*** PROVIDED DATA Section Begins ***
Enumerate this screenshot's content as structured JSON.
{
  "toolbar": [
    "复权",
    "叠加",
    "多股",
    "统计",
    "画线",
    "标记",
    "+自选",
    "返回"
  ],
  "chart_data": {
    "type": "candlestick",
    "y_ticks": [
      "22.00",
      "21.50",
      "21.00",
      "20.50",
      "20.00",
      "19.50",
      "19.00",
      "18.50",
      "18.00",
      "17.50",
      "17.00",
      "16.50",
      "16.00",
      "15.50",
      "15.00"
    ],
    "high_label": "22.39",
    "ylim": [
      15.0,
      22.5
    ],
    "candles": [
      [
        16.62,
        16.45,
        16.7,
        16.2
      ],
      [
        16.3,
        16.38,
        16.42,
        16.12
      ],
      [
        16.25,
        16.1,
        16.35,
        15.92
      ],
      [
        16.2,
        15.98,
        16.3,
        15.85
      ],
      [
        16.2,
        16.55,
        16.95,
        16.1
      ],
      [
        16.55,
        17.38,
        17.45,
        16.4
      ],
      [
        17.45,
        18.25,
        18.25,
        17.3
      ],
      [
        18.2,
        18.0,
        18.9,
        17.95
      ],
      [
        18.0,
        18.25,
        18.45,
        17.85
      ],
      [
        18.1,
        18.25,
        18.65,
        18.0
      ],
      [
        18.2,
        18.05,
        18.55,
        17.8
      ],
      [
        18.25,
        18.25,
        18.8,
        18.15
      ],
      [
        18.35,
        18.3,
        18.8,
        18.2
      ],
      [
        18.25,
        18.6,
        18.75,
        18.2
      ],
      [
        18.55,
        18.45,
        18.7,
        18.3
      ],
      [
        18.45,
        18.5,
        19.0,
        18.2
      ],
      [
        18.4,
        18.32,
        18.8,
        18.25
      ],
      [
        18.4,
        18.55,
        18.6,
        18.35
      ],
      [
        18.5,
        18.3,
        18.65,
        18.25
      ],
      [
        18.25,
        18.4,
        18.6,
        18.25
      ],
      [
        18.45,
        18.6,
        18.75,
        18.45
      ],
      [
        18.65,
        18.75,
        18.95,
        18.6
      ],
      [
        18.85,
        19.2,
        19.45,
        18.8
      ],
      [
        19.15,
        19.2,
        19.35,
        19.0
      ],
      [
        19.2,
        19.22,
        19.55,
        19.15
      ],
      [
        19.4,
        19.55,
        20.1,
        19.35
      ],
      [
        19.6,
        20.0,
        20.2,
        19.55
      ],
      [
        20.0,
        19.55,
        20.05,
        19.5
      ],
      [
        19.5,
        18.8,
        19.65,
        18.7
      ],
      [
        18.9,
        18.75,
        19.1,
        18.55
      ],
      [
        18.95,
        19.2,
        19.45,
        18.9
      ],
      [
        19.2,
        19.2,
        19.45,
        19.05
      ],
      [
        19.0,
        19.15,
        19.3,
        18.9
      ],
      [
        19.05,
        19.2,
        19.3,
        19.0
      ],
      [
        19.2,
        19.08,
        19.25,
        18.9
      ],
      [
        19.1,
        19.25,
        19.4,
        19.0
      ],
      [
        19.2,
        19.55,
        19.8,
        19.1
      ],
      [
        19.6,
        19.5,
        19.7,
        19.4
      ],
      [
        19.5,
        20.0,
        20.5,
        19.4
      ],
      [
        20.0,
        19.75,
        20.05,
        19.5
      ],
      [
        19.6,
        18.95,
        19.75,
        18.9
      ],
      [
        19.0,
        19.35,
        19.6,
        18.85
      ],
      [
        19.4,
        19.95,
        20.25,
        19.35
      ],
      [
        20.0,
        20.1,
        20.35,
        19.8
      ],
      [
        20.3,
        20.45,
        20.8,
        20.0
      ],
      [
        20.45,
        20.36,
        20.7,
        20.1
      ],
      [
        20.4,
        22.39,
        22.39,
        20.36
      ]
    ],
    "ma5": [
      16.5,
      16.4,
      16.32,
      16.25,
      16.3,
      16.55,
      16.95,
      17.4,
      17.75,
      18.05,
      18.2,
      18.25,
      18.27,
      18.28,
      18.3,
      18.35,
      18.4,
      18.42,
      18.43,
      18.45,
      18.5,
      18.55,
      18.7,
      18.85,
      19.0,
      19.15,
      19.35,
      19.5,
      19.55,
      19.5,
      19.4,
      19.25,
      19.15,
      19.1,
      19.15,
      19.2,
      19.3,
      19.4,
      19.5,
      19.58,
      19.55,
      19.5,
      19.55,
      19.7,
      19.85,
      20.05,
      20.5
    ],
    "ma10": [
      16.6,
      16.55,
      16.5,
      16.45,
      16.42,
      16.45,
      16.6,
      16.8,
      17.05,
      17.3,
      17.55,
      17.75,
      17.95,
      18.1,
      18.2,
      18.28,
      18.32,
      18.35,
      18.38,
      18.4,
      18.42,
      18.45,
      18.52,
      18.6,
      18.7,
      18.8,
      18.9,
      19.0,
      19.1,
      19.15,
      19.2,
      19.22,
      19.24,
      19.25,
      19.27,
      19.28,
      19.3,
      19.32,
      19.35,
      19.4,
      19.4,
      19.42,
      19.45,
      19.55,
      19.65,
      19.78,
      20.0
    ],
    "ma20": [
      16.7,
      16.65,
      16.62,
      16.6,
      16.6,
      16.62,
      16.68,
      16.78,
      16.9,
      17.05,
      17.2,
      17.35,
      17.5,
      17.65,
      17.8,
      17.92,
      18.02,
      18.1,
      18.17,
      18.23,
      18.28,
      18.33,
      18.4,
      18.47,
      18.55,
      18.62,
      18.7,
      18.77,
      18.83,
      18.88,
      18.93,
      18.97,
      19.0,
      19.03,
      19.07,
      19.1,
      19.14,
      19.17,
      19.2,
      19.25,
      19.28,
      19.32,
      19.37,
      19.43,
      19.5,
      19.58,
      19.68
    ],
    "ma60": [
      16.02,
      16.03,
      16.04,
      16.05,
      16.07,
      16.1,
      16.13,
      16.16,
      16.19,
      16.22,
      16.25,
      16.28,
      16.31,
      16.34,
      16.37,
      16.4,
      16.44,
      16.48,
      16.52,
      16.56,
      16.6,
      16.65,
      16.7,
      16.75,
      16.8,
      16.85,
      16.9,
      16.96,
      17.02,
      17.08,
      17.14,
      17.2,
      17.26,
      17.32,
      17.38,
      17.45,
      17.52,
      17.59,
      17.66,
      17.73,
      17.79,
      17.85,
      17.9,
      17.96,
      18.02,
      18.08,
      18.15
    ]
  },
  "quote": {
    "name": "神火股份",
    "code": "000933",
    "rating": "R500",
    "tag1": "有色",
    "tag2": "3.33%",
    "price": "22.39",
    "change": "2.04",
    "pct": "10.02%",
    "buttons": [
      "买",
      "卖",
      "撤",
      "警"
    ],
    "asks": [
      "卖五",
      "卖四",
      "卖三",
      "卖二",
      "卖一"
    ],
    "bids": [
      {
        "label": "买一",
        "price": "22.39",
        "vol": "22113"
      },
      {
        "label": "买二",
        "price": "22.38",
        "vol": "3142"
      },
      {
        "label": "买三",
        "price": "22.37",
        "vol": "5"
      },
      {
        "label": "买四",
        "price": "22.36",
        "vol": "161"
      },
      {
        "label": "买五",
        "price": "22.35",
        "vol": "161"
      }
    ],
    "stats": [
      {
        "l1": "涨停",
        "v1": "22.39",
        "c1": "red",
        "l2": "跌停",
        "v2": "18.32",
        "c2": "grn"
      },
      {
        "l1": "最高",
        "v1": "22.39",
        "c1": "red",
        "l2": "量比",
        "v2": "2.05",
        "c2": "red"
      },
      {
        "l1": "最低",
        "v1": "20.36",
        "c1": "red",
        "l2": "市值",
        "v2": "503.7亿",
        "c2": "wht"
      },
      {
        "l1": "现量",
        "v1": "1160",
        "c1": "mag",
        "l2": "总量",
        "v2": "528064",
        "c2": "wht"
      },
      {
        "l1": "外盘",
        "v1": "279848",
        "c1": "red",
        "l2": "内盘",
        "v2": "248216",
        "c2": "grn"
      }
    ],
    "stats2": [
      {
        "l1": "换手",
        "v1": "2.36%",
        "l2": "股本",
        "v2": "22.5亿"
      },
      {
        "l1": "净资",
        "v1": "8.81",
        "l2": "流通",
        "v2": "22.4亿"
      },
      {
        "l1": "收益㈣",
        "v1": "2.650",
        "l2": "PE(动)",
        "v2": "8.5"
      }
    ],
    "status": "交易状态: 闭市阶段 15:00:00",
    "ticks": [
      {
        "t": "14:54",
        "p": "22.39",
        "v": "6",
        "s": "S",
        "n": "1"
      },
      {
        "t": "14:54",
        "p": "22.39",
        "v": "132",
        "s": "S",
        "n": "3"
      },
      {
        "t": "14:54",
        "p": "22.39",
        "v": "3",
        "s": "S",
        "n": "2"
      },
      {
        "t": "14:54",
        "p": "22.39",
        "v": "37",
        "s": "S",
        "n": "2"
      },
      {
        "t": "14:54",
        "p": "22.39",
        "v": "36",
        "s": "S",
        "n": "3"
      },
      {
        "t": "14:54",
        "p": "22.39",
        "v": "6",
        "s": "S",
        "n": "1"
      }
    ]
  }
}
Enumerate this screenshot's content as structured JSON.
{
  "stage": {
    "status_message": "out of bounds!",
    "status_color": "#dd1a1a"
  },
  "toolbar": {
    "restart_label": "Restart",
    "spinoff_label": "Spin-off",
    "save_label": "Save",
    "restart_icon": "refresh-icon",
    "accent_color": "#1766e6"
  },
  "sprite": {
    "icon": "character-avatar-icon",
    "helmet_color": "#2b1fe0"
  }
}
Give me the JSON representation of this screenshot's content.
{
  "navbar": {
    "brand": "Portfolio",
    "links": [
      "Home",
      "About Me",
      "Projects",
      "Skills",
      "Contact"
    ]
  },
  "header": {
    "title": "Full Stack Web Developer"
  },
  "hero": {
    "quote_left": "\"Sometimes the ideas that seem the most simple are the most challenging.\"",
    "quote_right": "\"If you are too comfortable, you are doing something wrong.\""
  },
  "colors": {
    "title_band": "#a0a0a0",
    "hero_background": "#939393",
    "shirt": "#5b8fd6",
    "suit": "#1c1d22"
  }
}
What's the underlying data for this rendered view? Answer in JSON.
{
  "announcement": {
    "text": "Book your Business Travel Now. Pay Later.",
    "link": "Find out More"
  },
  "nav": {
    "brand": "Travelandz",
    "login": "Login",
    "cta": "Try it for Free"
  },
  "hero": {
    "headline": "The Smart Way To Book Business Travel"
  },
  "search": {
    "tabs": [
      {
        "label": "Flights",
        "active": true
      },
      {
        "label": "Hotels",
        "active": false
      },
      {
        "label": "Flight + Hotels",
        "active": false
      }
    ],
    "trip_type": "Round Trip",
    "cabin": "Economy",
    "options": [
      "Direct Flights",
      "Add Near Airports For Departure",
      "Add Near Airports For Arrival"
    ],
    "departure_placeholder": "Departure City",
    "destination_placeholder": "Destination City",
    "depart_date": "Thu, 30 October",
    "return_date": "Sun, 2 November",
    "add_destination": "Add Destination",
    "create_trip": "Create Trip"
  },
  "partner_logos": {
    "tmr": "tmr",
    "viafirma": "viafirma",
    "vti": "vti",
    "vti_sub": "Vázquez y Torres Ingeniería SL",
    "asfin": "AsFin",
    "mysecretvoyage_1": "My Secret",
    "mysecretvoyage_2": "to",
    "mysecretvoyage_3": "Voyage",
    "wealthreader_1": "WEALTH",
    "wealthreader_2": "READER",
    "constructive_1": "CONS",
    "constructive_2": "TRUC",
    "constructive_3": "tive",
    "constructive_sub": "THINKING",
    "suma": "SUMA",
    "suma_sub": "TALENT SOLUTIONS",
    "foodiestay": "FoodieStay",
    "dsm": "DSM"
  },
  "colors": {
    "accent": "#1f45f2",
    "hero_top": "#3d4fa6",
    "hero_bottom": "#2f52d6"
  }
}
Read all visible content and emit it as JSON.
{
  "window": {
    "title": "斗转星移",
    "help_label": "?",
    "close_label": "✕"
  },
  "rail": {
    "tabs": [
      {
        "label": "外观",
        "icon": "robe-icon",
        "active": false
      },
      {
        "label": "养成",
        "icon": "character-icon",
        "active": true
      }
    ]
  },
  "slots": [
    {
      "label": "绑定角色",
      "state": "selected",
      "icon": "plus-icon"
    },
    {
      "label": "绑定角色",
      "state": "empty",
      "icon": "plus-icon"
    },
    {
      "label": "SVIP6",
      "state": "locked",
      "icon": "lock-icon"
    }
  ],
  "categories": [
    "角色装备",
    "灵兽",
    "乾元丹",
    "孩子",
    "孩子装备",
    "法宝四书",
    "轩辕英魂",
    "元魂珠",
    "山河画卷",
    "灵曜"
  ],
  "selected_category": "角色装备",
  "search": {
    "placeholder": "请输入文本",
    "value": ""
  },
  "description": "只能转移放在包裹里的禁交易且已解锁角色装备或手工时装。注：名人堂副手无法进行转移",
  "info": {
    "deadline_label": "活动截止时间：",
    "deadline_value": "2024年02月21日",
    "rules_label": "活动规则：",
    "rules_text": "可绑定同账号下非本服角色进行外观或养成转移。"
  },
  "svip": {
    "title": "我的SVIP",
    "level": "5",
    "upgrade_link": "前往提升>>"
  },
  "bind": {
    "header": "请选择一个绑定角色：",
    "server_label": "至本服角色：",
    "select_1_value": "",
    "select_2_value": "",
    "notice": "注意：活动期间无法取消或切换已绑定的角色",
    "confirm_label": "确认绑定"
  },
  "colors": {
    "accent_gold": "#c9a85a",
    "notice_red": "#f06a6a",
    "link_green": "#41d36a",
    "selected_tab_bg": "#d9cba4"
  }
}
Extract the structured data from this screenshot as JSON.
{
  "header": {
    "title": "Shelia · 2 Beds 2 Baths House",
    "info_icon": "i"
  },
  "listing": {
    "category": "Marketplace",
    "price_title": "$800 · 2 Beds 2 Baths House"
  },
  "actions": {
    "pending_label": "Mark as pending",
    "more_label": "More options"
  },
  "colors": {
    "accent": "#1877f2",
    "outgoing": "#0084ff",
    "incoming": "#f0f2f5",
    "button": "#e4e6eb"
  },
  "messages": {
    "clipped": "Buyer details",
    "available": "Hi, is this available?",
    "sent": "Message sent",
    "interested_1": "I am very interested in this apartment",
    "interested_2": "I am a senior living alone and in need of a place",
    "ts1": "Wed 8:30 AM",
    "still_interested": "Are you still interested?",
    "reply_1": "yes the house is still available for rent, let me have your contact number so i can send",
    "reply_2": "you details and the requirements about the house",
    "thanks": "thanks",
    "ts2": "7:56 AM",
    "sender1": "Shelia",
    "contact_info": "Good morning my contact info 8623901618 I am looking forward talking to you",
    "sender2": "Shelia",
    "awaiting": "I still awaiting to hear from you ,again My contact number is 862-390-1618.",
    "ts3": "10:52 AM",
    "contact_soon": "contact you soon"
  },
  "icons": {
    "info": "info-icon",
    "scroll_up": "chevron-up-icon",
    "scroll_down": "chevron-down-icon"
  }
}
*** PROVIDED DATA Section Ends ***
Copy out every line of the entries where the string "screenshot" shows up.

■ **ANSWER BOX**
Enumerate this screenshot's content as structured JSON.
Enumerate this screenshot's content as structured JSON.
Give me the JSON representation of this screenshot's content.
Extract the structured data from this screenshot as JSON.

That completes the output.